Problem to work on:
If a line in the entries below includes "Arquivo", show that line.

(Data supplied)

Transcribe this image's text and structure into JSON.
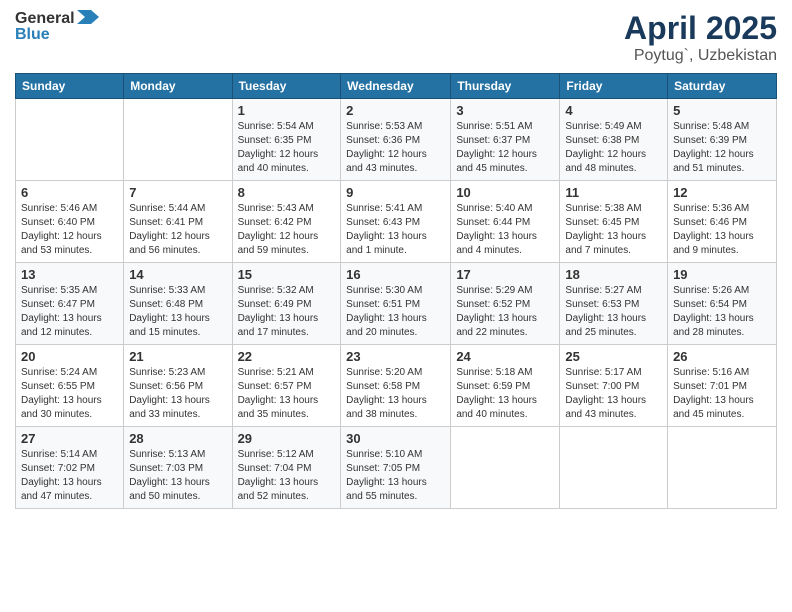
{
  "header": {
    "logo_general": "General",
    "logo_blue": "Blue",
    "title": "April 2025",
    "subtitle": "Poytug`, Uzbekistan"
  },
  "calendar": {
    "days_of_week": [
      "Sunday",
      "Monday",
      "Tuesday",
      "Wednesday",
      "Thursday",
      "Friday",
      "Saturday"
    ],
    "weeks": [
      [
        {
          "day": "",
          "info": ""
        },
        {
          "day": "",
          "info": ""
        },
        {
          "day": "1",
          "info": "Sunrise: 5:54 AM\nSunset: 6:35 PM\nDaylight: 12 hours and 40 minutes."
        },
        {
          "day": "2",
          "info": "Sunrise: 5:53 AM\nSunset: 6:36 PM\nDaylight: 12 hours and 43 minutes."
        },
        {
          "day": "3",
          "info": "Sunrise: 5:51 AM\nSunset: 6:37 PM\nDaylight: 12 hours and 45 minutes."
        },
        {
          "day": "4",
          "info": "Sunrise: 5:49 AM\nSunset: 6:38 PM\nDaylight: 12 hours and 48 minutes."
        },
        {
          "day": "5",
          "info": "Sunrise: 5:48 AM\nSunset: 6:39 PM\nDaylight: 12 hours and 51 minutes."
        }
      ],
      [
        {
          "day": "6",
          "info": "Sunrise: 5:46 AM\nSunset: 6:40 PM\nDaylight: 12 hours and 53 minutes."
        },
        {
          "day": "7",
          "info": "Sunrise: 5:44 AM\nSunset: 6:41 PM\nDaylight: 12 hours and 56 minutes."
        },
        {
          "day": "8",
          "info": "Sunrise: 5:43 AM\nSunset: 6:42 PM\nDaylight: 12 hours and 59 minutes."
        },
        {
          "day": "9",
          "info": "Sunrise: 5:41 AM\nSunset: 6:43 PM\nDaylight: 13 hours and 1 minute."
        },
        {
          "day": "10",
          "info": "Sunrise: 5:40 AM\nSunset: 6:44 PM\nDaylight: 13 hours and 4 minutes."
        },
        {
          "day": "11",
          "info": "Sunrise: 5:38 AM\nSunset: 6:45 PM\nDaylight: 13 hours and 7 minutes."
        },
        {
          "day": "12",
          "info": "Sunrise: 5:36 AM\nSunset: 6:46 PM\nDaylight: 13 hours and 9 minutes."
        }
      ],
      [
        {
          "day": "13",
          "info": "Sunrise: 5:35 AM\nSunset: 6:47 PM\nDaylight: 13 hours and 12 minutes."
        },
        {
          "day": "14",
          "info": "Sunrise: 5:33 AM\nSunset: 6:48 PM\nDaylight: 13 hours and 15 minutes."
        },
        {
          "day": "15",
          "info": "Sunrise: 5:32 AM\nSunset: 6:49 PM\nDaylight: 13 hours and 17 minutes."
        },
        {
          "day": "16",
          "info": "Sunrise: 5:30 AM\nSunset: 6:51 PM\nDaylight: 13 hours and 20 minutes."
        },
        {
          "day": "17",
          "info": "Sunrise: 5:29 AM\nSunset: 6:52 PM\nDaylight: 13 hours and 22 minutes."
        },
        {
          "day": "18",
          "info": "Sunrise: 5:27 AM\nSunset: 6:53 PM\nDaylight: 13 hours and 25 minutes."
        },
        {
          "day": "19",
          "info": "Sunrise: 5:26 AM\nSunset: 6:54 PM\nDaylight: 13 hours and 28 minutes."
        }
      ],
      [
        {
          "day": "20",
          "info": "Sunrise: 5:24 AM\nSunset: 6:55 PM\nDaylight: 13 hours and 30 minutes."
        },
        {
          "day": "21",
          "info": "Sunrise: 5:23 AM\nSunset: 6:56 PM\nDaylight: 13 hours and 33 minutes."
        },
        {
          "day": "22",
          "info": "Sunrise: 5:21 AM\nSunset: 6:57 PM\nDaylight: 13 hours and 35 minutes."
        },
        {
          "day": "23",
          "info": "Sunrise: 5:20 AM\nSunset: 6:58 PM\nDaylight: 13 hours and 38 minutes."
        },
        {
          "day": "24",
          "info": "Sunrise: 5:18 AM\nSunset: 6:59 PM\nDaylight: 13 hours and 40 minutes."
        },
        {
          "day": "25",
          "info": "Sunrise: 5:17 AM\nSunset: 7:00 PM\nDaylight: 13 hours and 43 minutes."
        },
        {
          "day": "26",
          "info": "Sunrise: 5:16 AM\nSunset: 7:01 PM\nDaylight: 13 hours and 45 minutes."
        }
      ],
      [
        {
          "day": "27",
          "info": "Sunrise: 5:14 AM\nSunset: 7:02 PM\nDaylight: 13 hours and 47 minutes."
        },
        {
          "day": "28",
          "info": "Sunrise: 5:13 AM\nSunset: 7:03 PM\nDaylight: 13 hours and 50 minutes."
        },
        {
          "day": "29",
          "info": "Sunrise: 5:12 AM\nSunset: 7:04 PM\nDaylight: 13 hours and 52 minutes."
        },
        {
          "day": "30",
          "info": "Sunrise: 5:10 AM\nSunset: 7:05 PM\nDaylight: 13 hours and 55 minutes."
        },
        {
          "day": "",
          "info": ""
        },
        {
          "day": "",
          "info": ""
        },
        {
          "day": "",
          "info": ""
        }
      ]
    ]
  }
}
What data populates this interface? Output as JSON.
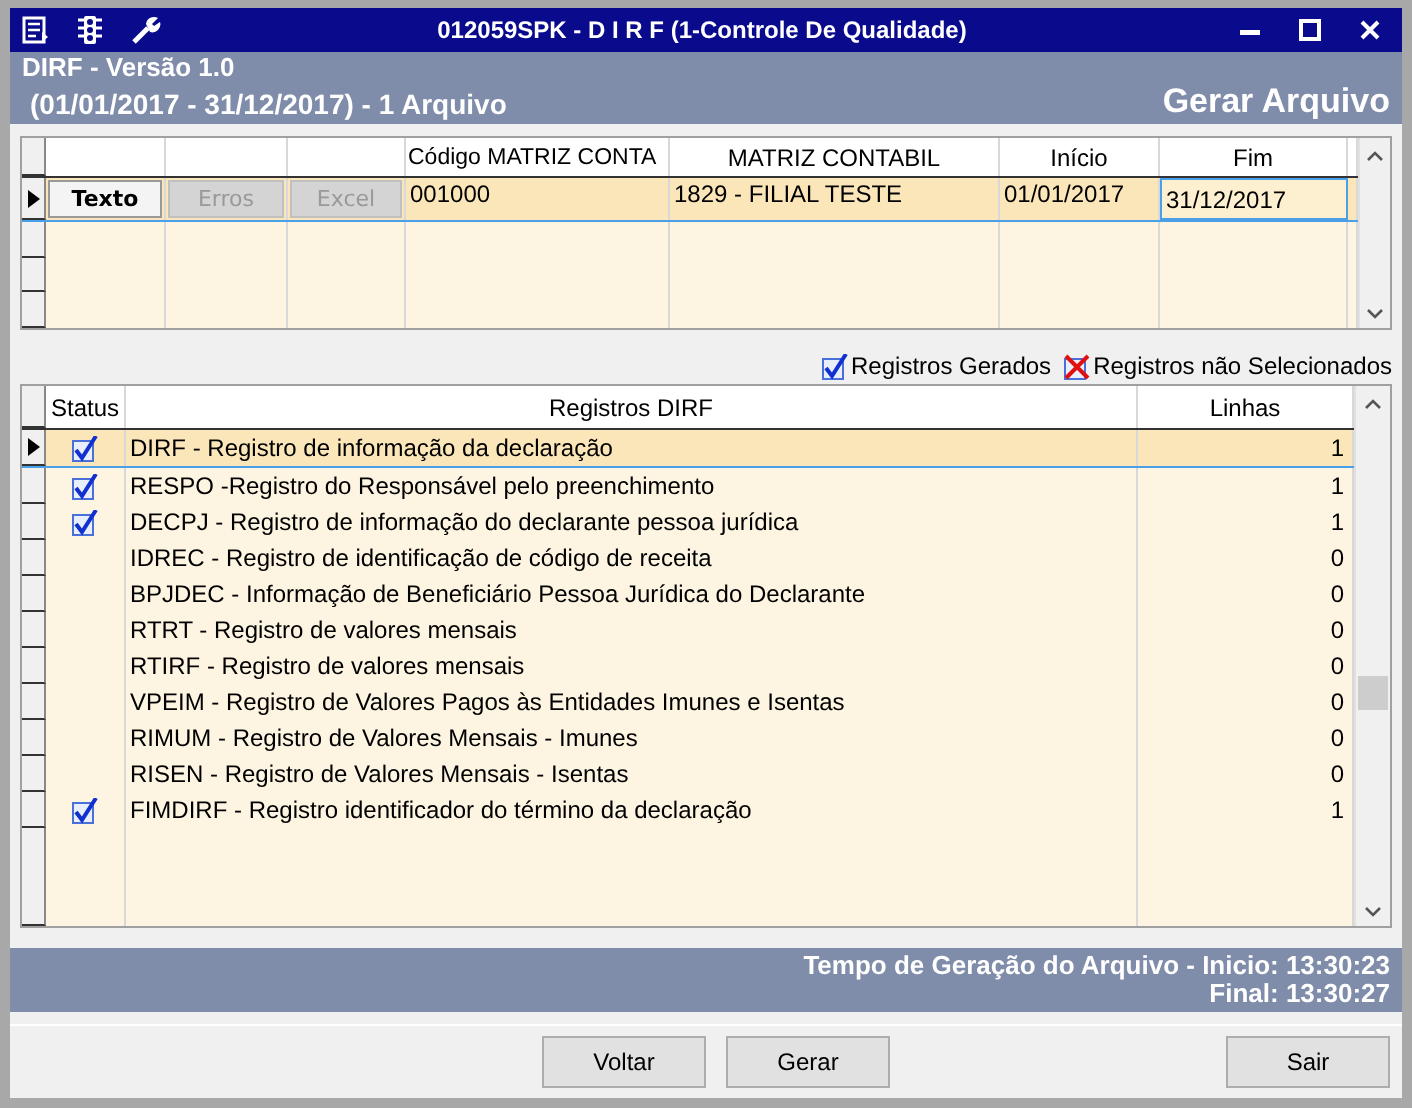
{
  "window": {
    "title": "012059SPK - D I R F (1-Controle De Qualidade)"
  },
  "header": {
    "version": "DIRF - Versão 1.0",
    "period": "(01/01/2017 - 31/12/2017) - 1 Arquivo",
    "action": "Gerar Arquivo"
  },
  "files_table": {
    "columns": [
      "Código MATRIZ CONTA",
      "MATRIZ CONTABIL",
      "Início",
      "Fim"
    ],
    "rows": [
      {
        "selected": true,
        "buttons": [
          {
            "label": "Texto",
            "disabled": false
          },
          {
            "label": "Erros",
            "disabled": true
          },
          {
            "label": "Excel",
            "disabled": true
          }
        ],
        "cells": [
          "001000",
          "1829 - FILIAL TESTE",
          "01/01/2017",
          "31/12/2017"
        ]
      }
    ]
  },
  "legend": [
    {
      "kind": "generated",
      "label": "Registros Gerados"
    },
    {
      "kind": "not_selected",
      "label": "Registros não Selecionados"
    }
  ],
  "records_table": {
    "columns": [
      "Status",
      "Registros DIRF",
      "Linhas"
    ],
    "rows": [
      {
        "selected": true,
        "checked": true,
        "text": "DIRF - Registro de informação da declaração",
        "lines": "1"
      },
      {
        "selected": false,
        "checked": true,
        "text": "RESPO -Registro do Responsável pelo preenchimento",
        "lines": "1"
      },
      {
        "selected": false,
        "checked": true,
        "text": "DECPJ - Registro de informação do declarante pessoa jurídica",
        "lines": "1"
      },
      {
        "selected": false,
        "checked": false,
        "text": "IDREC - Registro de identificação de código de receita",
        "lines": "0"
      },
      {
        "selected": false,
        "checked": false,
        "text": "BPJDEC - Informação de Beneficiário Pessoa Jurídica do Declarante",
        "lines": "0"
      },
      {
        "selected": false,
        "checked": false,
        "text": "RTRT - Registro de valores mensais",
        "lines": "0"
      },
      {
        "selected": false,
        "checked": false,
        "text": "RTIRF - Registro de valores mensais",
        "lines": "0"
      },
      {
        "selected": false,
        "checked": false,
        "text": "VPEIM - Registro de Valores Pagos às Entidades Imunes e Isentas",
        "lines": "0"
      },
      {
        "selected": false,
        "checked": false,
        "text": "RIMUM - Registro de Valores Mensais - Imunes",
        "lines": "0"
      },
      {
        "selected": false,
        "checked": false,
        "text": "RISEN - Registro de Valores Mensais - Isentas",
        "lines": "0"
      },
      {
        "selected": false,
        "checked": true,
        "text": "FIMDIRF - Registro identificador do término da declaração",
        "lines": "1"
      }
    ]
  },
  "status": {
    "start": "Tempo de Geração do Arquivo - Inicio: 13:30:23",
    "end": "Final: 13:30:27"
  },
  "buttons": [
    {
      "label": "Voltar"
    },
    {
      "label": "Gerar"
    },
    {
      "label": "Sair"
    }
  ]
}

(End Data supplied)

Problem solution:
    "period": "(01/01/2017 - 31/12/2017) - 1 Arquivo",
    "action": "Gerar Arquivo"
    "start": "Tempo de Geração do Arquivo - Inicio: 13:30:23",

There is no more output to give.